- [Problem details] Every line of the data below should be retyped exactly, with no images carried over.

- [Input for this task]
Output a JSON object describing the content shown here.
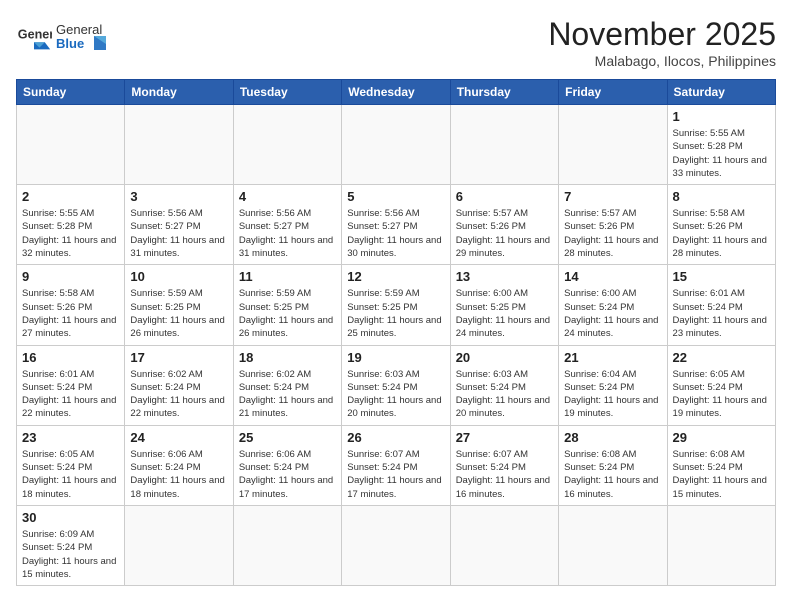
{
  "header": {
    "logo_general": "General",
    "logo_blue": "Blue",
    "month_title": "November 2025",
    "location": "Malabago, Ilocos, Philippines"
  },
  "weekdays": [
    "Sunday",
    "Monday",
    "Tuesday",
    "Wednesday",
    "Thursday",
    "Friday",
    "Saturday"
  ],
  "days": [
    {
      "date": null,
      "num": "",
      "sunrise": "",
      "sunset": "",
      "daylight": ""
    },
    {
      "date": null,
      "num": "",
      "sunrise": "",
      "sunset": "",
      "daylight": ""
    },
    {
      "date": null,
      "num": "",
      "sunrise": "",
      "sunset": "",
      "daylight": ""
    },
    {
      "date": null,
      "num": "",
      "sunrise": "",
      "sunset": "",
      "daylight": ""
    },
    {
      "date": null,
      "num": "",
      "sunrise": "",
      "sunset": "",
      "daylight": ""
    },
    {
      "date": null,
      "num": "",
      "sunrise": "",
      "sunset": "",
      "daylight": ""
    },
    {
      "date": 1,
      "num": "1",
      "sunrise": "Sunrise: 5:55 AM",
      "sunset": "Sunset: 5:28 PM",
      "daylight": "Daylight: 11 hours and 33 minutes."
    },
    {
      "date": 2,
      "num": "2",
      "sunrise": "Sunrise: 5:55 AM",
      "sunset": "Sunset: 5:28 PM",
      "daylight": "Daylight: 11 hours and 32 minutes."
    },
    {
      "date": 3,
      "num": "3",
      "sunrise": "Sunrise: 5:56 AM",
      "sunset": "Sunset: 5:27 PM",
      "daylight": "Daylight: 11 hours and 31 minutes."
    },
    {
      "date": 4,
      "num": "4",
      "sunrise": "Sunrise: 5:56 AM",
      "sunset": "Sunset: 5:27 PM",
      "daylight": "Daylight: 11 hours and 31 minutes."
    },
    {
      "date": 5,
      "num": "5",
      "sunrise": "Sunrise: 5:56 AM",
      "sunset": "Sunset: 5:27 PM",
      "daylight": "Daylight: 11 hours and 30 minutes."
    },
    {
      "date": 6,
      "num": "6",
      "sunrise": "Sunrise: 5:57 AM",
      "sunset": "Sunset: 5:26 PM",
      "daylight": "Daylight: 11 hours and 29 minutes."
    },
    {
      "date": 7,
      "num": "7",
      "sunrise": "Sunrise: 5:57 AM",
      "sunset": "Sunset: 5:26 PM",
      "daylight": "Daylight: 11 hours and 28 minutes."
    },
    {
      "date": 8,
      "num": "8",
      "sunrise": "Sunrise: 5:58 AM",
      "sunset": "Sunset: 5:26 PM",
      "daylight": "Daylight: 11 hours and 28 minutes."
    },
    {
      "date": 9,
      "num": "9",
      "sunrise": "Sunrise: 5:58 AM",
      "sunset": "Sunset: 5:26 PM",
      "daylight": "Daylight: 11 hours and 27 minutes."
    },
    {
      "date": 10,
      "num": "10",
      "sunrise": "Sunrise: 5:59 AM",
      "sunset": "Sunset: 5:25 PM",
      "daylight": "Daylight: 11 hours and 26 minutes."
    },
    {
      "date": 11,
      "num": "11",
      "sunrise": "Sunrise: 5:59 AM",
      "sunset": "Sunset: 5:25 PM",
      "daylight": "Daylight: 11 hours and 26 minutes."
    },
    {
      "date": 12,
      "num": "12",
      "sunrise": "Sunrise: 5:59 AM",
      "sunset": "Sunset: 5:25 PM",
      "daylight": "Daylight: 11 hours and 25 minutes."
    },
    {
      "date": 13,
      "num": "13",
      "sunrise": "Sunrise: 6:00 AM",
      "sunset": "Sunset: 5:25 PM",
      "daylight": "Daylight: 11 hours and 24 minutes."
    },
    {
      "date": 14,
      "num": "14",
      "sunrise": "Sunrise: 6:00 AM",
      "sunset": "Sunset: 5:24 PM",
      "daylight": "Daylight: 11 hours and 24 minutes."
    },
    {
      "date": 15,
      "num": "15",
      "sunrise": "Sunrise: 6:01 AM",
      "sunset": "Sunset: 5:24 PM",
      "daylight": "Daylight: 11 hours and 23 minutes."
    },
    {
      "date": 16,
      "num": "16",
      "sunrise": "Sunrise: 6:01 AM",
      "sunset": "Sunset: 5:24 PM",
      "daylight": "Daylight: 11 hours and 22 minutes."
    },
    {
      "date": 17,
      "num": "17",
      "sunrise": "Sunrise: 6:02 AM",
      "sunset": "Sunset: 5:24 PM",
      "daylight": "Daylight: 11 hours and 22 minutes."
    },
    {
      "date": 18,
      "num": "18",
      "sunrise": "Sunrise: 6:02 AM",
      "sunset": "Sunset: 5:24 PM",
      "daylight": "Daylight: 11 hours and 21 minutes."
    },
    {
      "date": 19,
      "num": "19",
      "sunrise": "Sunrise: 6:03 AM",
      "sunset": "Sunset: 5:24 PM",
      "daylight": "Daylight: 11 hours and 20 minutes."
    },
    {
      "date": 20,
      "num": "20",
      "sunrise": "Sunrise: 6:03 AM",
      "sunset": "Sunset: 5:24 PM",
      "daylight": "Daylight: 11 hours and 20 minutes."
    },
    {
      "date": 21,
      "num": "21",
      "sunrise": "Sunrise: 6:04 AM",
      "sunset": "Sunset: 5:24 PM",
      "daylight": "Daylight: 11 hours and 19 minutes."
    },
    {
      "date": 22,
      "num": "22",
      "sunrise": "Sunrise: 6:05 AM",
      "sunset": "Sunset: 5:24 PM",
      "daylight": "Daylight: 11 hours and 19 minutes."
    },
    {
      "date": 23,
      "num": "23",
      "sunrise": "Sunrise: 6:05 AM",
      "sunset": "Sunset: 5:24 PM",
      "daylight": "Daylight: 11 hours and 18 minutes."
    },
    {
      "date": 24,
      "num": "24",
      "sunrise": "Sunrise: 6:06 AM",
      "sunset": "Sunset: 5:24 PM",
      "daylight": "Daylight: 11 hours and 18 minutes."
    },
    {
      "date": 25,
      "num": "25",
      "sunrise": "Sunrise: 6:06 AM",
      "sunset": "Sunset: 5:24 PM",
      "daylight": "Daylight: 11 hours and 17 minutes."
    },
    {
      "date": 26,
      "num": "26",
      "sunrise": "Sunrise: 6:07 AM",
      "sunset": "Sunset: 5:24 PM",
      "daylight": "Daylight: 11 hours and 17 minutes."
    },
    {
      "date": 27,
      "num": "27",
      "sunrise": "Sunrise: 6:07 AM",
      "sunset": "Sunset: 5:24 PM",
      "daylight": "Daylight: 11 hours and 16 minutes."
    },
    {
      "date": 28,
      "num": "28",
      "sunrise": "Sunrise: 6:08 AM",
      "sunset": "Sunset: 5:24 PM",
      "daylight": "Daylight: 11 hours and 16 minutes."
    },
    {
      "date": 29,
      "num": "29",
      "sunrise": "Sunrise: 6:08 AM",
      "sunset": "Sunset: 5:24 PM",
      "daylight": "Daylight: 11 hours and 15 minutes."
    },
    {
      "date": 30,
      "num": "30",
      "sunrise": "Sunrise: 6:09 AM",
      "sunset": "Sunset: 5:24 PM",
      "daylight": "Daylight: 11 hours and 15 minutes."
    }
  ]
}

- [Result of this task]
Output a JSON object describing the content shown here.
{
  "header": {
    "logo_general": "General",
    "logo_blue": "Blue",
    "month_title": "November 2025",
    "location": "Malabago, Ilocos, Philippines"
  },
  "weekdays": [
    "Sunday",
    "Monday",
    "Tuesday",
    "Wednesday",
    "Thursday",
    "Friday",
    "Saturday"
  ],
  "days": [
    {
      "date": null,
      "num": "",
      "sunrise": "",
      "sunset": "",
      "daylight": ""
    },
    {
      "date": null,
      "num": "",
      "sunrise": "",
      "sunset": "",
      "daylight": ""
    },
    {
      "date": null,
      "num": "",
      "sunrise": "",
      "sunset": "",
      "daylight": ""
    },
    {
      "date": null,
      "num": "",
      "sunrise": "",
      "sunset": "",
      "daylight": ""
    },
    {
      "date": null,
      "num": "",
      "sunrise": "",
      "sunset": "",
      "daylight": ""
    },
    {
      "date": null,
      "num": "",
      "sunrise": "",
      "sunset": "",
      "daylight": ""
    },
    {
      "date": 1,
      "num": "1",
      "sunrise": "Sunrise: 5:55 AM",
      "sunset": "Sunset: 5:28 PM",
      "daylight": "Daylight: 11 hours and 33 minutes."
    },
    {
      "date": 2,
      "num": "2",
      "sunrise": "Sunrise: 5:55 AM",
      "sunset": "Sunset: 5:28 PM",
      "daylight": "Daylight: 11 hours and 32 minutes."
    },
    {
      "date": 3,
      "num": "3",
      "sunrise": "Sunrise: 5:56 AM",
      "sunset": "Sunset: 5:27 PM",
      "daylight": "Daylight: 11 hours and 31 minutes."
    },
    {
      "date": 4,
      "num": "4",
      "sunrise": "Sunrise: 5:56 AM",
      "sunset": "Sunset: 5:27 PM",
      "daylight": "Daylight: 11 hours and 31 minutes."
    },
    {
      "date": 5,
      "num": "5",
      "sunrise": "Sunrise: 5:56 AM",
      "sunset": "Sunset: 5:27 PM",
      "daylight": "Daylight: 11 hours and 30 minutes."
    },
    {
      "date": 6,
      "num": "6",
      "sunrise": "Sunrise: 5:57 AM",
      "sunset": "Sunset: 5:26 PM",
      "daylight": "Daylight: 11 hours and 29 minutes."
    },
    {
      "date": 7,
      "num": "7",
      "sunrise": "Sunrise: 5:57 AM",
      "sunset": "Sunset: 5:26 PM",
      "daylight": "Daylight: 11 hours and 28 minutes."
    },
    {
      "date": 8,
      "num": "8",
      "sunrise": "Sunrise: 5:58 AM",
      "sunset": "Sunset: 5:26 PM",
      "daylight": "Daylight: 11 hours and 28 minutes."
    },
    {
      "date": 9,
      "num": "9",
      "sunrise": "Sunrise: 5:58 AM",
      "sunset": "Sunset: 5:26 PM",
      "daylight": "Daylight: 11 hours and 27 minutes."
    },
    {
      "date": 10,
      "num": "10",
      "sunrise": "Sunrise: 5:59 AM",
      "sunset": "Sunset: 5:25 PM",
      "daylight": "Daylight: 11 hours and 26 minutes."
    },
    {
      "date": 11,
      "num": "11",
      "sunrise": "Sunrise: 5:59 AM",
      "sunset": "Sunset: 5:25 PM",
      "daylight": "Daylight: 11 hours and 26 minutes."
    },
    {
      "date": 12,
      "num": "12",
      "sunrise": "Sunrise: 5:59 AM",
      "sunset": "Sunset: 5:25 PM",
      "daylight": "Daylight: 11 hours and 25 minutes."
    },
    {
      "date": 13,
      "num": "13",
      "sunrise": "Sunrise: 6:00 AM",
      "sunset": "Sunset: 5:25 PM",
      "daylight": "Daylight: 11 hours and 24 minutes."
    },
    {
      "date": 14,
      "num": "14",
      "sunrise": "Sunrise: 6:00 AM",
      "sunset": "Sunset: 5:24 PM",
      "daylight": "Daylight: 11 hours and 24 minutes."
    },
    {
      "date": 15,
      "num": "15",
      "sunrise": "Sunrise: 6:01 AM",
      "sunset": "Sunset: 5:24 PM",
      "daylight": "Daylight: 11 hours and 23 minutes."
    },
    {
      "date": 16,
      "num": "16",
      "sunrise": "Sunrise: 6:01 AM",
      "sunset": "Sunset: 5:24 PM",
      "daylight": "Daylight: 11 hours and 22 minutes."
    },
    {
      "date": 17,
      "num": "17",
      "sunrise": "Sunrise: 6:02 AM",
      "sunset": "Sunset: 5:24 PM",
      "daylight": "Daylight: 11 hours and 22 minutes."
    },
    {
      "date": 18,
      "num": "18",
      "sunrise": "Sunrise: 6:02 AM",
      "sunset": "Sunset: 5:24 PM",
      "daylight": "Daylight: 11 hours and 21 minutes."
    },
    {
      "date": 19,
      "num": "19",
      "sunrise": "Sunrise: 6:03 AM",
      "sunset": "Sunset: 5:24 PM",
      "daylight": "Daylight: 11 hours and 20 minutes."
    },
    {
      "date": 20,
      "num": "20",
      "sunrise": "Sunrise: 6:03 AM",
      "sunset": "Sunset: 5:24 PM",
      "daylight": "Daylight: 11 hours and 20 minutes."
    },
    {
      "date": 21,
      "num": "21",
      "sunrise": "Sunrise: 6:04 AM",
      "sunset": "Sunset: 5:24 PM",
      "daylight": "Daylight: 11 hours and 19 minutes."
    },
    {
      "date": 22,
      "num": "22",
      "sunrise": "Sunrise: 6:05 AM",
      "sunset": "Sunset: 5:24 PM",
      "daylight": "Daylight: 11 hours and 19 minutes."
    },
    {
      "date": 23,
      "num": "23",
      "sunrise": "Sunrise: 6:05 AM",
      "sunset": "Sunset: 5:24 PM",
      "daylight": "Daylight: 11 hours and 18 minutes."
    },
    {
      "date": 24,
      "num": "24",
      "sunrise": "Sunrise: 6:06 AM",
      "sunset": "Sunset: 5:24 PM",
      "daylight": "Daylight: 11 hours and 18 minutes."
    },
    {
      "date": 25,
      "num": "25",
      "sunrise": "Sunrise: 6:06 AM",
      "sunset": "Sunset: 5:24 PM",
      "daylight": "Daylight: 11 hours and 17 minutes."
    },
    {
      "date": 26,
      "num": "26",
      "sunrise": "Sunrise: 6:07 AM",
      "sunset": "Sunset: 5:24 PM",
      "daylight": "Daylight: 11 hours and 17 minutes."
    },
    {
      "date": 27,
      "num": "27",
      "sunrise": "Sunrise: 6:07 AM",
      "sunset": "Sunset: 5:24 PM",
      "daylight": "Daylight: 11 hours and 16 minutes."
    },
    {
      "date": 28,
      "num": "28",
      "sunrise": "Sunrise: 6:08 AM",
      "sunset": "Sunset: 5:24 PM",
      "daylight": "Daylight: 11 hours and 16 minutes."
    },
    {
      "date": 29,
      "num": "29",
      "sunrise": "Sunrise: 6:08 AM",
      "sunset": "Sunset: 5:24 PM",
      "daylight": "Daylight: 11 hours and 15 minutes."
    },
    {
      "date": 30,
      "num": "30",
      "sunrise": "Sunrise: 6:09 AM",
      "sunset": "Sunset: 5:24 PM",
      "daylight": "Daylight: 11 hours and 15 minutes."
    }
  ]
}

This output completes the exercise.